#6

Thanks - Yeah I’m going to first try using AsyncUpdater to change the visibility

BTW - What are your thoughts about changing the code in MessageManager::runDispatchLoopUntil() to:

bool MessageManager::runDispatchLoopUntil (int millisecondsToRunFor)
{
    // jassert (isThisTheMessageThread()); // must only be called by the message thread

    if (! currentThreadHasLockedMessageManager())
        {
        jassert(isThisTheMessageThread()); // must only be called by the message thread
        }

: 
}

Cheers,

Rail


#7

No - the loop really must never be run by a different thread, as it’d lead to some horrible edge case race conditions.

And even running a modal loop on the message thread is a bad idea - you should only use it as an absolute last resort if there’s really no other conceivable way of doing something.
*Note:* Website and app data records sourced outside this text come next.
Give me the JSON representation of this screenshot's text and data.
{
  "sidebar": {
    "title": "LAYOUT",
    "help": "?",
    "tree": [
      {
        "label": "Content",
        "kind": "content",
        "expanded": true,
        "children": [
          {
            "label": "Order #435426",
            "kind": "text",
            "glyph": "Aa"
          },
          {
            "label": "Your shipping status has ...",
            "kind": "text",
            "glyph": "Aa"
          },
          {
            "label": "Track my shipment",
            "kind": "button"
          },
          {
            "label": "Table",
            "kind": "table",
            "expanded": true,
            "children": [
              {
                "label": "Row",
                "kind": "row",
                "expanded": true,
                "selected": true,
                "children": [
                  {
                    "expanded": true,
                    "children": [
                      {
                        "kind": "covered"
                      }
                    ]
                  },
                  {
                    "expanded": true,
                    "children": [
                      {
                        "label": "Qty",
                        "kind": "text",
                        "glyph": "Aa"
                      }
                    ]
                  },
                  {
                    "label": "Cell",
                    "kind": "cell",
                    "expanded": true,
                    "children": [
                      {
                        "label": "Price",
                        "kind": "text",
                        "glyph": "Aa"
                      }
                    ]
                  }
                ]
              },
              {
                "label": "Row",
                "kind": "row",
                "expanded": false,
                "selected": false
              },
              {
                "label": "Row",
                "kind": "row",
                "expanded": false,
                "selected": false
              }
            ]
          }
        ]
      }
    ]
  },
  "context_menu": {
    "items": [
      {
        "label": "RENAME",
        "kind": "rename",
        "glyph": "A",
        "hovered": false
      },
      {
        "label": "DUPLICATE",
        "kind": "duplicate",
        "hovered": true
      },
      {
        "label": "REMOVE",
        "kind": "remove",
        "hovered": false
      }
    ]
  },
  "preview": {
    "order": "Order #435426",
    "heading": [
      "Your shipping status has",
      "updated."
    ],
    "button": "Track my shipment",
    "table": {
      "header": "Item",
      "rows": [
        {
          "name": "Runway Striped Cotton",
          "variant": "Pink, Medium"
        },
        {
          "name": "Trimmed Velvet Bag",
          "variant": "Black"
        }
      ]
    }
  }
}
And given that it’s impossible to do it on Android and should never be used in a plugin, I’m tempted to deprecate it one day…


#8

Cool – I only use runDispatchLoopUntil() on shutdown for Pro Tools… which needs the extra time for cleanup… and that’s always been on the MessageThread… Just figured while we were on the topic I’d ask.

Cheers,

Rail


#9

Yeah, that’s the kind of nasty situation where it’s a necessary hack, but for normal coding it’s best avoided.